The Wanderers' coach Phil Williams who was named the 2016 Southland Football club Coach of the Year has been a key part of the recent success.
They also started raising the bar as they looked to build on some promising performances from 2016, when they won the Southland Charity Cup and made it to the third round of New Zealand's Chatham Cup.
"It has been a three year process for sure we got some good results last year, those have carried through and we have got more consistent, one of the things we have worked hard on is once you get up and win a couple of games against the better sides you set your own standard and then we start looking for that standard as a minimum every week and build on it and that is what we have managed to do," Williams said.

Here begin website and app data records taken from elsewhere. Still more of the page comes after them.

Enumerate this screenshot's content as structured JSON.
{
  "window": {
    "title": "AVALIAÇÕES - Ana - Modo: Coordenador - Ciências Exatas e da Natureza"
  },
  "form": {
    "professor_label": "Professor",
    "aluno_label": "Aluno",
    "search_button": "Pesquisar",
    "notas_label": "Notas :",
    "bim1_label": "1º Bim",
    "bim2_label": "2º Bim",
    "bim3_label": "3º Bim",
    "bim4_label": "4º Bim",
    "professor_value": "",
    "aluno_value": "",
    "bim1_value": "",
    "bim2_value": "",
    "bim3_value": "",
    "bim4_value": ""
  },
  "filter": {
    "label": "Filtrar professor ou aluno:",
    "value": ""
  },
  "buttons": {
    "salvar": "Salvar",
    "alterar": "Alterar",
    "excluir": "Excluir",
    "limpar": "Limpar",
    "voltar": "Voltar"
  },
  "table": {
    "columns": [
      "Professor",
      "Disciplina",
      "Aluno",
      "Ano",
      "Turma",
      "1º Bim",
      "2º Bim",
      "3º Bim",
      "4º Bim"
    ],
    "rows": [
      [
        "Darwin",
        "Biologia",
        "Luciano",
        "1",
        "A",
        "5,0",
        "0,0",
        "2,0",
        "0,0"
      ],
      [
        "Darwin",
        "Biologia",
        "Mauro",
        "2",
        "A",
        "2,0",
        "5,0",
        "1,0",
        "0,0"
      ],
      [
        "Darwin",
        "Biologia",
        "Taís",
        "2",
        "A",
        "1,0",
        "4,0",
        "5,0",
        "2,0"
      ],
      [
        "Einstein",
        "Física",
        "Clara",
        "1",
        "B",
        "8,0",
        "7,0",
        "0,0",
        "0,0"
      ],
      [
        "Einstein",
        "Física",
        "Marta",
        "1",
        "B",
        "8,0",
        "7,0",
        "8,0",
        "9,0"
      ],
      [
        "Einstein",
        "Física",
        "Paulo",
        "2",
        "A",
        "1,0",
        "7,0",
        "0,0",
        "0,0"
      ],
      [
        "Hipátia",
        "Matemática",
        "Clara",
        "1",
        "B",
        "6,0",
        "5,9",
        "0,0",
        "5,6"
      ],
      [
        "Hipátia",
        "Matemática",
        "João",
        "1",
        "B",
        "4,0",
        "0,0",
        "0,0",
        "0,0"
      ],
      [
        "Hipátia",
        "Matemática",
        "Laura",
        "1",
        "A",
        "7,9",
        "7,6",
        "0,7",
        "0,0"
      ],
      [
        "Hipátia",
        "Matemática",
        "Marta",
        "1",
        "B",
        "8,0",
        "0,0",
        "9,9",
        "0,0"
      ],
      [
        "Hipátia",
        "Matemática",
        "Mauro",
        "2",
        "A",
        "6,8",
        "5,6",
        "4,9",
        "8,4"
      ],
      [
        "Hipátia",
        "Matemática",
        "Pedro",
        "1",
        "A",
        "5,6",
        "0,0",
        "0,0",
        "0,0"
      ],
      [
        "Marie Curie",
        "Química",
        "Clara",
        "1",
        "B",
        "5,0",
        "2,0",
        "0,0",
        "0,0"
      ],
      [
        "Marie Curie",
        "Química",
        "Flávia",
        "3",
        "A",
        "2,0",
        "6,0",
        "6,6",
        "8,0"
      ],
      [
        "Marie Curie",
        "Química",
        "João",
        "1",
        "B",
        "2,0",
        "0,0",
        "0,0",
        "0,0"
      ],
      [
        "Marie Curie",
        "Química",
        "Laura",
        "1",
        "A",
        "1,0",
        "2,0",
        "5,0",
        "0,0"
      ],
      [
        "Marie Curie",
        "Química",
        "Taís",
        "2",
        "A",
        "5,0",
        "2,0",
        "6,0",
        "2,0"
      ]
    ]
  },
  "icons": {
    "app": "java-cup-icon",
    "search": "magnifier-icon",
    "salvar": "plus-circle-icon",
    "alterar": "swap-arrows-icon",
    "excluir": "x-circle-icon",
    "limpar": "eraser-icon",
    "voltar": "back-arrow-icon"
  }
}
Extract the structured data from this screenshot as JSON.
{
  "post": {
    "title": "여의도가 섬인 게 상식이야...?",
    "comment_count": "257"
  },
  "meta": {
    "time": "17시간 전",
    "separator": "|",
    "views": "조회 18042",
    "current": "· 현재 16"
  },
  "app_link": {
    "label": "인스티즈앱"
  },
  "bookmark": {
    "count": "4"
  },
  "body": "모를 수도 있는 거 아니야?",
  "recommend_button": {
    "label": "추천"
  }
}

The Gore Wanderers identified their main rivals as 2016 champions Old Boys, along with Queens Park at the start of the season, while all three teams were impacted by the absence of players involved in the Southland United combined team playing in the Southern Premier League.
According to coach Phil Williams, gaining seven out of nine points against their two main rivals effectively got the Wanderers to the title, with their only loss of the season coming against Thistle.
"So that has effectively got us to where we are by winning the big ones, that is what you want to do," he said.
"We are absolutely wrapped to get to the top-of-the-table to finish the season, I think it has been good to have the three rounds this year, it has meant that we have had six more games and six more opportunities to win some games and get some more combinations going."
"Otherwise, certainly in previous seasons with 12 games, if you lose a couple of early games you tend to have lost your chance to get through, which has happened the last couple of years, we are absolutely wrapped, the club is, it is a great thing for Gore and for the junior club as well, we have got young ones along here watching us, hopefully getting some incentive from it."
Former Gore player Ben Rea puts the team's success down to hard work.
"Gore's success this year I think is down to the effort they put in at training and the team spirit they have together as well as some great players," he said.
Challenges for the team
Having a team featuring both local and overseas players based throughout the Southland region, involved in the farming sector has its challenges.
"It has probably been a bit tricky and it certainly is at the moment, we have got guys in Fiji and all over the world, in Holland," Williams said, towards the end of the season.
"Right through the season we have got guys that can't play because of calving, lambing and all those things going on, it is a peculiar sort of country thing, but one thing they are is super dedicated when they can get here."
With 12 of the senior squad being employed in farming, availability for training and playing is an ongoing issue through the season.
"It is very light numbers at training and guys really struggling and saying they are not sure if they are going to make it, Phil, because it is going to take me 80 minutes to get to the game, they are driving some big distances these guys, certainly for a town game," he said.
"Look, it is never an excuse, you turn up with who you have got, but you like to have the best team you can get out as well of course."
Rural football success looks to continue with Central Southland team Winton finishing sixth in their debut season in the Donald Gray Cup.
Their team features players from as far away as Te Anau and players from Japan, England and the Netherlands.
The Winton club consists of 11 junior teams with four from the Lumsden and Te Anau areas.
In the Southland women's division one, the new Queens Park Wyndham team based in Eastern Southland claimed the title.